Devon Energy seeks buyer for Colcord Hotel in downtown OKC
Devon Energy is selling the Colcord nine years after buying the historic property as the company built its adjoining 50-story headquarters.
Devon Spokeswoman Lisa Adams confirmed Friday the 108-room full-service hotel is listed for sale with CBRE, but did not disclose further details including the asking price.
The sale coincides with a historic plunge in the energy industry triggered by the COVID-19 pandemic. When the company’s headquarters at 333 W Sheridan Ave. opened in 2012, its workforce topped 2,000. As of Sept. 29, the headquarters workforce was down to 850.
The hotel market, meanwhile, has taken an equally devastating hit from the pandemic with reports of occupancy rates running at 30% to 50%.
The Colcord was built in 1910 and was originally an office building (the developer, Charles Colcord, rebuffed efforts by partners to make it a hotel). More than a century later, the building still features the original marble and fixtures in the lobby and distinctive cursive neon rooftop sign.
Tulsa boutique hotelier Paul Coury purchased the building and spent $20 million renovating it into a hotel in 2006.
Devon Energy purchased the building in 2011 for $19.5 million as construction of its headquarters resulted in noise interrupting the hotel’s operations. The company proceeded with further renovations and addition of a wing with conference rooms that attached the Colcord to Devon Energy Center.
The purchase price was almost $8 million more than the county's estimated value and $16.5 million more than hotel developers paid for the 1910 office building in 2005.
Calls to CBRE were not returned on Friday.
Devon Energy's plan early on was to eventually sell the hotel. Then CEO Larry Nichols told The Oklahoman it was "very likely" the hotel likely would be sold within four years because the company wasn't the hotel business.
"I have never been in the hotel business and don't want to be in the hotel business," he said. "We are in the oil and gas business, and we try to focus on what we think we know something about."
Coury continued to manage the hotel for a brief time before former Skirvin Hilton manager John Williams was hired to take over. In 2014 Devon hired Coury to return and manage the hotel.
Like many energy producers, Devon was hit hard by the collapse in energy prices earlier this year. For the second quarter of 2020, it posted a net loss of $670 million, or $1.78 per share, on total revenues of $394 million.
It also holds a massive amount of debt — $4.4 billion. However, only $558 million of that will mature during the next decade. Devon officials stated earlier this year it held $4.7 billion in liquidity, with $1.7 billion of that in cash.

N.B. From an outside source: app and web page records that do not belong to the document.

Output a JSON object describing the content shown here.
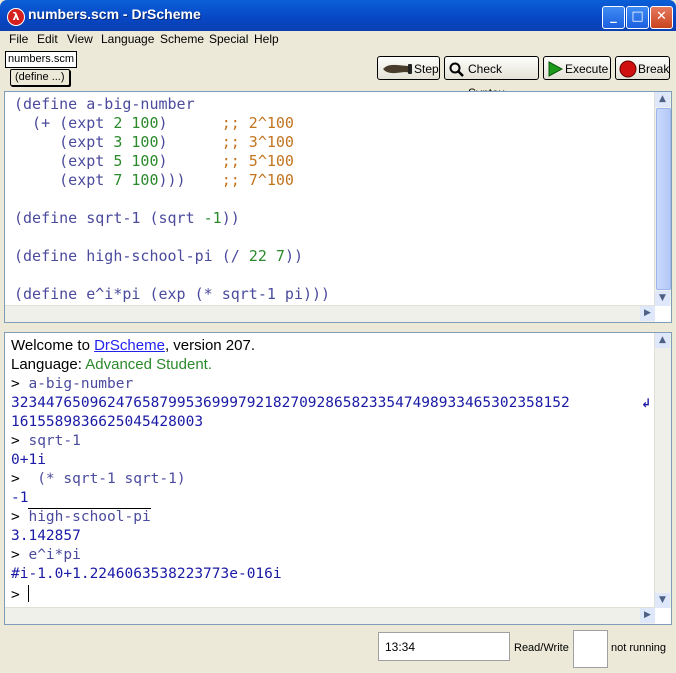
{
  "window": {
    "title": "numbers.scm - DrScheme",
    "app_icon": "lambda-icon",
    "controls": {
      "minimize": "_",
      "maximize": "□",
      "close": "✕"
    }
  },
  "menu": [
    "File",
    "Edit",
    "View",
    "Language",
    "Scheme",
    "Special",
    "Help"
  ],
  "toolbar": {
    "file_tab": "numbers.scm",
    "define_popup": "(define ...)",
    "buttons": {
      "step": "Step",
      "check_syntax": "Check Syntax",
      "execute": "Execute",
      "break": "Break"
    }
  },
  "definitions": {
    "lines": [
      "(define a-big-number",
      "  (+ (expt 2 100)      ;; 2^100",
      "     (expt 3 100)      ;; 3^100",
      "     (expt 5 100)      ;; 5^100",
      "     (expt 7 100)))    ;; 7^100",
      "",
      "(define sqrt-1 (sqrt -1))",
      "",
      "(define high-school-pi (/ 22 7))",
      "",
      "(define e^i*pi (exp (* sqrt-1 pi)))"
    ]
  },
  "interactions": {
    "welcome_prefix": "Welcome to ",
    "welcome_link": "DrScheme",
    "welcome_suffix": ", version 207.",
    "language_label": "Language: ",
    "language_value": "Advanced Student.",
    "entries": [
      {
        "prompt": "> ",
        "input": "a-big-number",
        "output": "3234476509624765879953699979218270928658233547498933465302358152",
        "output_cont": "1615589836625045428003"
      },
      {
        "prompt": "> ",
        "input": "sqrt-1",
        "output": "0+1i"
      },
      {
        "prompt": "> ",
        "input": " (* sqrt-1 sqrt-1)",
        "output": "-1"
      },
      {
        "prompt": "> ",
        "input": "high-school-pi",
        "output": "3.142857"
      },
      {
        "prompt": "> ",
        "input": "e^i*pi",
        "output": "#i-1.0+1.2246063538223773e-016i"
      }
    ],
    "final_prompt": "> "
  },
  "status": {
    "position": "13:34",
    "mode": "Read/Write",
    "running": "not running"
  },
  "colors": {
    "keyword": "#4b4b9e",
    "number": "#2b8a2b",
    "comment": "#c2741f",
    "output": "#1a1aa6",
    "link": "#2222ee",
    "language": "#2b8a2b"
  }
}
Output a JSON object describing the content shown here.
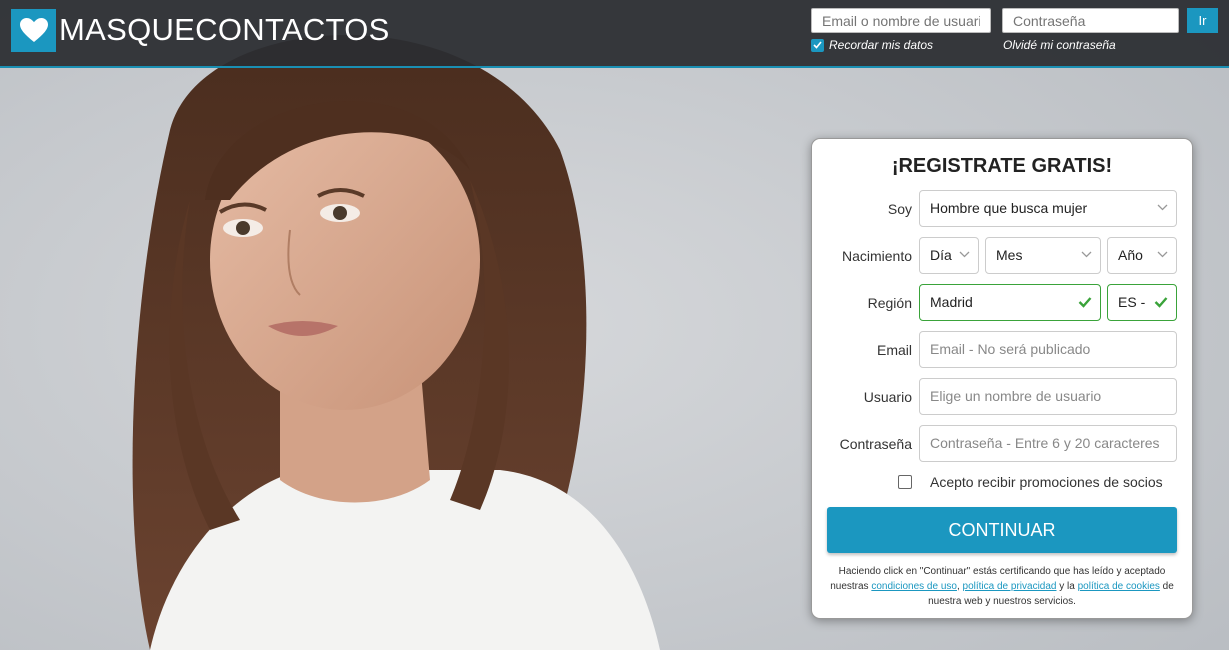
{
  "brand": {
    "name": "MASQUECONTACTOS",
    "accent": "#1b97c0"
  },
  "header": {
    "login_placeholder": "Email o nombre de usuario",
    "password_placeholder": "Contraseña",
    "go_label": "Ir",
    "remember_label": "Recordar mis datos",
    "remember_checked": true,
    "forgot_label": "Olvidé mi contraseña"
  },
  "form": {
    "title": "¡REGISTRATE GRATIS!",
    "soy_label": "Soy",
    "soy_value": "Hombre que busca mujer",
    "birth_label": "Nacimiento",
    "day_value": "Día",
    "month_value": "Mes",
    "year_value": "Año",
    "region_label": "Región",
    "region_value": "Madrid",
    "country_value": "ES -",
    "email_label": "Email",
    "email_placeholder": "Email - No será publicado",
    "user_label": "Usuario",
    "user_placeholder": "Elige un nombre de usuario",
    "password_label": "Contraseña",
    "password_placeholder": "Contraseña - Entre 6 y 20 caracteres",
    "promo_label": "Acepto recibir promociones de socios",
    "promo_checked": false,
    "submit_label": "CONTINUAR",
    "legal_prefix": "Haciendo click en \"Continuar\" estás certificando que has leído y aceptado nuestras",
    "legal_terms": "condiciones de uso",
    "legal_sep1": ",",
    "legal_privacy": "política de privacidad",
    "legal_and": "y la",
    "legal_cookies": "política de cookies",
    "legal_suffix": "de nuestra web y nuestros servicios."
  }
}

Since then, Devon has closed on its deal to sell its assets in the Barnett Shale field for about a half-billion dollars, and announced corporate boards for both it and Tulsa-based WPX Energy plan to merge. If shareholders agree, officials expect that would happen during the first quarter next year.